• Data in this exercise:
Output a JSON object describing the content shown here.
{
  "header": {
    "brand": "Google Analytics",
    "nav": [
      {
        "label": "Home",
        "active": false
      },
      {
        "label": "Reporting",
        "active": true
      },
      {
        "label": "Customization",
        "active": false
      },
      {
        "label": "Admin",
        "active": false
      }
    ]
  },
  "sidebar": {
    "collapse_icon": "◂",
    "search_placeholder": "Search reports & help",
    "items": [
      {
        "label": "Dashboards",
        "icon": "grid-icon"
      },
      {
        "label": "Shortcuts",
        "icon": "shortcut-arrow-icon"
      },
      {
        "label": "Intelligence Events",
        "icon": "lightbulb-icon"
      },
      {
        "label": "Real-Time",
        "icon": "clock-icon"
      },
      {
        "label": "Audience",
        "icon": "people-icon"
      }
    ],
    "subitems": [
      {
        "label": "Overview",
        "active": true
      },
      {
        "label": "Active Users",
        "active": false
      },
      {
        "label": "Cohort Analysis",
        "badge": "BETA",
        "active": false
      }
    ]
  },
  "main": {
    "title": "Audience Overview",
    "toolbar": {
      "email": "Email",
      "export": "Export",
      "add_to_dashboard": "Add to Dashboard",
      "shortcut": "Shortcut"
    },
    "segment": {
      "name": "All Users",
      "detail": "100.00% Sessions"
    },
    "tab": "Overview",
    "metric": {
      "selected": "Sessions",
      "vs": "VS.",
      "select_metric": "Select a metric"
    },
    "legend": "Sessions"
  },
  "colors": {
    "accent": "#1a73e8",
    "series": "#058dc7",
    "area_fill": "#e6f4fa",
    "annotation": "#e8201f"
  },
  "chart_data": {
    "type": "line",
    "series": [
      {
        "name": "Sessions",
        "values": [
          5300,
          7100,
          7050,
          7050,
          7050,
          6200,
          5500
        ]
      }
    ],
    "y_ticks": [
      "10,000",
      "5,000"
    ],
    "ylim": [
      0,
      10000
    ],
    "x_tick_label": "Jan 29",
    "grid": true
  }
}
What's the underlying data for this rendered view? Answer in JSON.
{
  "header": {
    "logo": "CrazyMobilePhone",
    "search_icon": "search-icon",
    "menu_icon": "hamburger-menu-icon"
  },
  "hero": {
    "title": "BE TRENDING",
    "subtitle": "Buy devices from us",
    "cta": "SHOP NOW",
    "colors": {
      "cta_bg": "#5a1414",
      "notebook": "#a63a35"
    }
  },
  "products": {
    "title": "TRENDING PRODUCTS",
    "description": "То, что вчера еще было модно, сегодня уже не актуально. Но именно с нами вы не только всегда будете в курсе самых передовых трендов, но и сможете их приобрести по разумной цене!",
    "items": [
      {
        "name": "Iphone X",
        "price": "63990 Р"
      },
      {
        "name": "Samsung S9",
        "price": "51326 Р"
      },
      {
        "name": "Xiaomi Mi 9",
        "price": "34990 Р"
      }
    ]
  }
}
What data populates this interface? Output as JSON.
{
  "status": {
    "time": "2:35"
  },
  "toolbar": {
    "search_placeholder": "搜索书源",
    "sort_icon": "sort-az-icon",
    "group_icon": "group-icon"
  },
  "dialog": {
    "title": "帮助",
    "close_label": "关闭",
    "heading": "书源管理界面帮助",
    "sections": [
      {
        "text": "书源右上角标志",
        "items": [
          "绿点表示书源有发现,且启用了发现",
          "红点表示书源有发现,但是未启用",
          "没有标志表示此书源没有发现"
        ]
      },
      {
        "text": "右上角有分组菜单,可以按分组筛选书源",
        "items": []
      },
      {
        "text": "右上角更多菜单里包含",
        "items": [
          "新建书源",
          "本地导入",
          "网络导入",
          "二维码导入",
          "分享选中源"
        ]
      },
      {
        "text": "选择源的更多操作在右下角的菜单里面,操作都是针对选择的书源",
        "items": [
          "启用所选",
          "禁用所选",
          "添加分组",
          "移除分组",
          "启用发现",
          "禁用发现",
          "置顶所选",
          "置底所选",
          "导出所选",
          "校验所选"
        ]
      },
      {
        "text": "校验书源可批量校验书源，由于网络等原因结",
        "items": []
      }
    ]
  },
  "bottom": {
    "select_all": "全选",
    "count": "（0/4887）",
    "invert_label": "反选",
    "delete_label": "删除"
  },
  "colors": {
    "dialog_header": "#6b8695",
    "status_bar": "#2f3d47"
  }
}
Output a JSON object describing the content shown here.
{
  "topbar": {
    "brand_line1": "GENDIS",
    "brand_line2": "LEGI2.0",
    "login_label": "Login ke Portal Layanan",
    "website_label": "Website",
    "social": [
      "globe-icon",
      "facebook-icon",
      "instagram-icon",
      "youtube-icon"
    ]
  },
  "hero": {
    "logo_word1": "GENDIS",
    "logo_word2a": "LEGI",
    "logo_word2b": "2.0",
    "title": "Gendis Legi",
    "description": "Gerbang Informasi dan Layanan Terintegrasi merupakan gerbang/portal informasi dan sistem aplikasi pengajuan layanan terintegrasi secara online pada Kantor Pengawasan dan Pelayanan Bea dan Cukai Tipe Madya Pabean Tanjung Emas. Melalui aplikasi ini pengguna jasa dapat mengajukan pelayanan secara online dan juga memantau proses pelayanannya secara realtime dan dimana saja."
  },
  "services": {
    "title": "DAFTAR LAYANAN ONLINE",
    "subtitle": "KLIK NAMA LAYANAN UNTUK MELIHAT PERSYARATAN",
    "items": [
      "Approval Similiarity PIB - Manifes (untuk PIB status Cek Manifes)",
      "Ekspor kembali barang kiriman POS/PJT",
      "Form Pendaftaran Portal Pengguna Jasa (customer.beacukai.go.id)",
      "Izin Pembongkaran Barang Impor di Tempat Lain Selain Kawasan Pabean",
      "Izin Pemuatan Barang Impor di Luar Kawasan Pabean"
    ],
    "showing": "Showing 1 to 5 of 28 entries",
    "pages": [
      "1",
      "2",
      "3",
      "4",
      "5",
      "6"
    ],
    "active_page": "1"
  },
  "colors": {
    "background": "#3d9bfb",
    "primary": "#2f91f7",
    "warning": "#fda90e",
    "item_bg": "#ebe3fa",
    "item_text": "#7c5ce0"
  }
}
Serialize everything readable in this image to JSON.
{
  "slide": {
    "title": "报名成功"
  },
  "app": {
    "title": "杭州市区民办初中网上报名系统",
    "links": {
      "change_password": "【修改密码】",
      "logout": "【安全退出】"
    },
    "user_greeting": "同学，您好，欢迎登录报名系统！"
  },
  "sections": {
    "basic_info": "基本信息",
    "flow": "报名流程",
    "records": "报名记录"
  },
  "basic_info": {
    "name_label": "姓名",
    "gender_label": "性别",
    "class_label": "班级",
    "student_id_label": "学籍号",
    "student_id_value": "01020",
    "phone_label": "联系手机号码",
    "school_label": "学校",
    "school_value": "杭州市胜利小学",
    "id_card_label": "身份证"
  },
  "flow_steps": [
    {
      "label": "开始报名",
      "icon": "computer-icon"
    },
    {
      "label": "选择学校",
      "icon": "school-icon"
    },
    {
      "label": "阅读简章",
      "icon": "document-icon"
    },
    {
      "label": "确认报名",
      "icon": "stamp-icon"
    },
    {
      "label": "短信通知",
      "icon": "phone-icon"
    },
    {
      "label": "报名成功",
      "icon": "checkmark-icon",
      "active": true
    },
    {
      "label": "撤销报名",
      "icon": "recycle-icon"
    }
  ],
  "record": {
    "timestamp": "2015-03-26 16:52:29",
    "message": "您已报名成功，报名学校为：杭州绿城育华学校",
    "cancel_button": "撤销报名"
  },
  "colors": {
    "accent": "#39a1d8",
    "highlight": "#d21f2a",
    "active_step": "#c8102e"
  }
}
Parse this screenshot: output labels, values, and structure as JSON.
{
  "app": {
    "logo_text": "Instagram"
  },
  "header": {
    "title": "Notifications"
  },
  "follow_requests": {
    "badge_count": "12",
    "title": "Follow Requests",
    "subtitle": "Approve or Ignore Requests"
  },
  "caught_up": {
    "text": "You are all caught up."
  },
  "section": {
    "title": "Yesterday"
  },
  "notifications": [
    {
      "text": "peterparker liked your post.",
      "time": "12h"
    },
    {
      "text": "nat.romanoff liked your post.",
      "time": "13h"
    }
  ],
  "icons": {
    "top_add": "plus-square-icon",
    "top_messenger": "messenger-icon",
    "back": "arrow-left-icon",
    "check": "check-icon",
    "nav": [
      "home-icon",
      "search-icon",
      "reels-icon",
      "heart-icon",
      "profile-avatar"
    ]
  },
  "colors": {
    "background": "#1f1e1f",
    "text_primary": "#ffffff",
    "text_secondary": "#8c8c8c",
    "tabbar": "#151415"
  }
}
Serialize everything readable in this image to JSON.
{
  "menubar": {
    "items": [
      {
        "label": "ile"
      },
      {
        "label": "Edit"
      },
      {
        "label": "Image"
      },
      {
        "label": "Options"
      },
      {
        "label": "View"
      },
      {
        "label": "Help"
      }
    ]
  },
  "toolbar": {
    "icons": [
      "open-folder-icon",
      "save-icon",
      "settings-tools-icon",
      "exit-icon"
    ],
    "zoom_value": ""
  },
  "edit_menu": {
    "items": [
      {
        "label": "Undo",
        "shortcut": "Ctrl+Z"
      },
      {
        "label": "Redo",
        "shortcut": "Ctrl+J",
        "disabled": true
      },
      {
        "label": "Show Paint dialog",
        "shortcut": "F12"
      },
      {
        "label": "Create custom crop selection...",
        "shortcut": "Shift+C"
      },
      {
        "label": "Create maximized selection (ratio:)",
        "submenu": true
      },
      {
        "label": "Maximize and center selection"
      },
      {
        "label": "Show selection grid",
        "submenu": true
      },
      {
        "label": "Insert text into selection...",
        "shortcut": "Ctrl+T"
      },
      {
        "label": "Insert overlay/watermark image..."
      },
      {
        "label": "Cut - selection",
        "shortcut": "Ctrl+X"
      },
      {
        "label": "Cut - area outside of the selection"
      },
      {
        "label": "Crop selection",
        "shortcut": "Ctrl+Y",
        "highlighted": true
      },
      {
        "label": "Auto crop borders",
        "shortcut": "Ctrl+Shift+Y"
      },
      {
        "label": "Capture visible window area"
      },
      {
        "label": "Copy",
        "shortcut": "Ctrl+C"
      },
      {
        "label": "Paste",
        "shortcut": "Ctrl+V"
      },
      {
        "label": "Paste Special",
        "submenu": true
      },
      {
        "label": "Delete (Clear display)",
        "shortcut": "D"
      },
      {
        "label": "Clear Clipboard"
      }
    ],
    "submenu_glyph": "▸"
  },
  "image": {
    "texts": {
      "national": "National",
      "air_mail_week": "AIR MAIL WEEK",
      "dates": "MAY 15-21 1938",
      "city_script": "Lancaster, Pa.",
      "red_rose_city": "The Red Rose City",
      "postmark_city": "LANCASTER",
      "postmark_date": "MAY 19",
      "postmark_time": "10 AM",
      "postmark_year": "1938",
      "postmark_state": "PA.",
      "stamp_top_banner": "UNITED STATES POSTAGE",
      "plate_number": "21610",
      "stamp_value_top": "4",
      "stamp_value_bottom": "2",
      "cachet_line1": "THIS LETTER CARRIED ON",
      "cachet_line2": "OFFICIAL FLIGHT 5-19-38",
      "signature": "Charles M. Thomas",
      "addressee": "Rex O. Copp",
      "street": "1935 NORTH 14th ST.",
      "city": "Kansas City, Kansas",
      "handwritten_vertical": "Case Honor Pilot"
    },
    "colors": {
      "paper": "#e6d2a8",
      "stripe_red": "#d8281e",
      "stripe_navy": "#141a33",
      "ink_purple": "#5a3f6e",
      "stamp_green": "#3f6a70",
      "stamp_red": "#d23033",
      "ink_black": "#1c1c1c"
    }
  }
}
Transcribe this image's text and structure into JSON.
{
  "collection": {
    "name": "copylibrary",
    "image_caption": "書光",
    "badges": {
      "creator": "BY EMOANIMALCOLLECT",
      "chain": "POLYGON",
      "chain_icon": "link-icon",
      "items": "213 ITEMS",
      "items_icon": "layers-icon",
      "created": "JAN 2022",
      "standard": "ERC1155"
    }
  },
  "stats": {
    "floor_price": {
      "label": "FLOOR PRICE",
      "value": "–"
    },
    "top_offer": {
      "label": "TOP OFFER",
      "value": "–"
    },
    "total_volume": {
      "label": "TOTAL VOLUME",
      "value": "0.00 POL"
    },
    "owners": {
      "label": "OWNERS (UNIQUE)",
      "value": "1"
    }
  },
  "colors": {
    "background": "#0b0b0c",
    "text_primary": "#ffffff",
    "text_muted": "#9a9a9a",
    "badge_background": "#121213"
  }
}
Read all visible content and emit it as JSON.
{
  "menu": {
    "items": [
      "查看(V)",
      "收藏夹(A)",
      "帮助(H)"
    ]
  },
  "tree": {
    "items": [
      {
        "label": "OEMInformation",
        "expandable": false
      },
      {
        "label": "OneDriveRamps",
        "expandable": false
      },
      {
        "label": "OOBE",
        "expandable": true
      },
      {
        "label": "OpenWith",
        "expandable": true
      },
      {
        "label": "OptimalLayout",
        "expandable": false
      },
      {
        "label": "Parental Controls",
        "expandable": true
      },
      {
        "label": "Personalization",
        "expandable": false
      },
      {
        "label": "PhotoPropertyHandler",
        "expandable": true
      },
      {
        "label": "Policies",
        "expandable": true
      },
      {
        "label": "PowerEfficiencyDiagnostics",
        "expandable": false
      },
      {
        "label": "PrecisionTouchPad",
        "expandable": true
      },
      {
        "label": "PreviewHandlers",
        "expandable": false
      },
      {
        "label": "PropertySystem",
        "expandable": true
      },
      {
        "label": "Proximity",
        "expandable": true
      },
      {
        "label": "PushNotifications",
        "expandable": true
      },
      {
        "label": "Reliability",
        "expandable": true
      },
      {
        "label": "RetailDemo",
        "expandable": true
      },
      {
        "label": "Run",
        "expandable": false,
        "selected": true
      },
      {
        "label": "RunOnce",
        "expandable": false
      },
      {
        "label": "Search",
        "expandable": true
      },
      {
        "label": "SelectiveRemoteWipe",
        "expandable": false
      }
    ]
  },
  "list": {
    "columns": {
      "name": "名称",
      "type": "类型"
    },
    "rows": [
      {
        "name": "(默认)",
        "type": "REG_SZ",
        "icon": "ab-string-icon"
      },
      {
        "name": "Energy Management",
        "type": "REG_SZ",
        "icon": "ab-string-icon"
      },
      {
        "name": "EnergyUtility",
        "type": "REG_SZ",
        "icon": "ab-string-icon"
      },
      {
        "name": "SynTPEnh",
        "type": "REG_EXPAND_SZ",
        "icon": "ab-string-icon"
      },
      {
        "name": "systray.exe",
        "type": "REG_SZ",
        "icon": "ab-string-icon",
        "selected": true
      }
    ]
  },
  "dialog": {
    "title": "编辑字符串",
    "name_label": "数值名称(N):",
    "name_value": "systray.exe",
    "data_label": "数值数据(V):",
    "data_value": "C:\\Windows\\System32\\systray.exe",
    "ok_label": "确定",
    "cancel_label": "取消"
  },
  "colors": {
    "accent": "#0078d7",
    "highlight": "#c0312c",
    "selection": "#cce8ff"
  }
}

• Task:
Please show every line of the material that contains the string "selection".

• Response for this exercise:
        "label": "Create custom crop selection...",
        "label": "Create maximized selection (ratio:)",
        "label": "Maximize and center selection"
        "label": "Show selection grid",
        "label": "Insert text into selection...",
        "label": "Cut - selection",
        "label": "Cut - area outside of the selection"
        "label": "Crop selection",
    "selection": "#cce8ff"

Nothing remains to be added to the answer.